If you have any medical questions or concerns, please talk to your healthcare provider. The articles on Health Guide are underpinned by peer-reviewed research and information drawn from medical societies and governmental agencies. However, they are not a substitute for professional medical advice, diagnosis, or treatment.
Gazdag, G., & Ungvari, G. S. (2019). Electroconvulsive therapy: 80 years old and still going strong. World Journal of Psychiatry, 9 (1): 1-6. doi: 10.5498/wjp.v9.i1.1. Retrieved from https://www.wjgnet.com/2220-3206/full/v9/i1/1.htm
Joshi, S. H., Espinoza, R. T, Pirnia, T., et al. (2016). Structural Plasticity of the Hippocampus and Amygdala Induced by Electroconvulsive Therapy in Major Depression. Biological Psychiatry, 79 (4), 282–292. doi: 10.1016/j.biopsych.2015.02.029. Retrieved from https://pubmed.ncbi.nlm.nih.gov/25842202

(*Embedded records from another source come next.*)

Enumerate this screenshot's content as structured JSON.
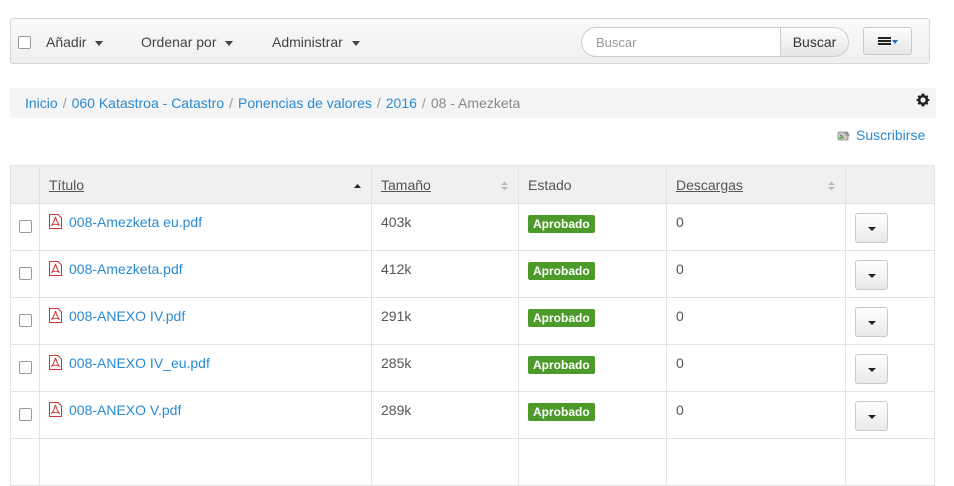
{
  "toolbar": {
    "add_label": "Añadir",
    "sort_label": "Ordenar por",
    "manage_label": "Administrar",
    "search_placeholder": "Buscar",
    "search_button": "Buscar"
  },
  "breadcrumb": {
    "items": [
      "Inicio",
      "060 Katastroa - Catastro",
      "Ponencias de valores",
      "2016"
    ],
    "current": "08 - Amezketa",
    "separator": "/"
  },
  "subscribe_label": "Suscribirse",
  "table": {
    "columns": {
      "title": "Título",
      "size": "Tamaño",
      "status": "Estado",
      "downloads": "Descargas"
    },
    "rows": [
      {
        "title": "008-Amezketa eu.pdf",
        "size": "403k",
        "status": "Aprobado",
        "downloads": "0"
      },
      {
        "title": "008-Amezketa.pdf",
        "size": "412k",
        "status": "Aprobado",
        "downloads": "0"
      },
      {
        "title": "008-ANEXO IV.pdf",
        "size": "291k",
        "status": "Aprobado",
        "downloads": "0"
      },
      {
        "title": "008-ANEXO IV_eu.pdf",
        "size": "285k",
        "status": "Aprobado",
        "downloads": "0"
      },
      {
        "title": "008-ANEXO V.pdf",
        "size": "289k",
        "status": "Aprobado",
        "downloads": "0"
      }
    ]
  },
  "colors": {
    "link": "#2a8ad3",
    "approved_badge": "#4c9a2a",
    "header_bg": "#f0f0f0"
  },
  "icons": {
    "file_type": "pdf-icon",
    "settings": "gear-icon",
    "subscribe": "rss-icon",
    "view_toggle": "list-view-icon"
  }
}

Rajagopal, R., Chakrabarti, S., & Grover, S. (2013). Satisfaction with electroconvulsive therapy among patients and their relatives. The Journal of ECT, 29 (4), 283-90. doi: 10.1097/YCT.0b013e318292b010. Retrieved from https://pubmed.ncbi.nlm.nih.gov/23670027/
Salik, I., & Marwaha, R. (2021). Electroconvulsive therapy. [Updated 2020 Nov 29]. In: StatPearls [Internet]. Retrieved on Aug. 4, 2021 from https://www.ncbi.nlm.nih.gov/books/NBK538266/
UK ECT Review Group. (2003). Efficacy and safety of electroconvulsive therapy in depressive disorders: a systematic review and meta-analysis. Lancet, 361 (9360):799-808. doi: 10.1016/S0140-6736(03)12705-5. Retrieved from https://pubmed.ncbi.nlm.nih.gov/12642045/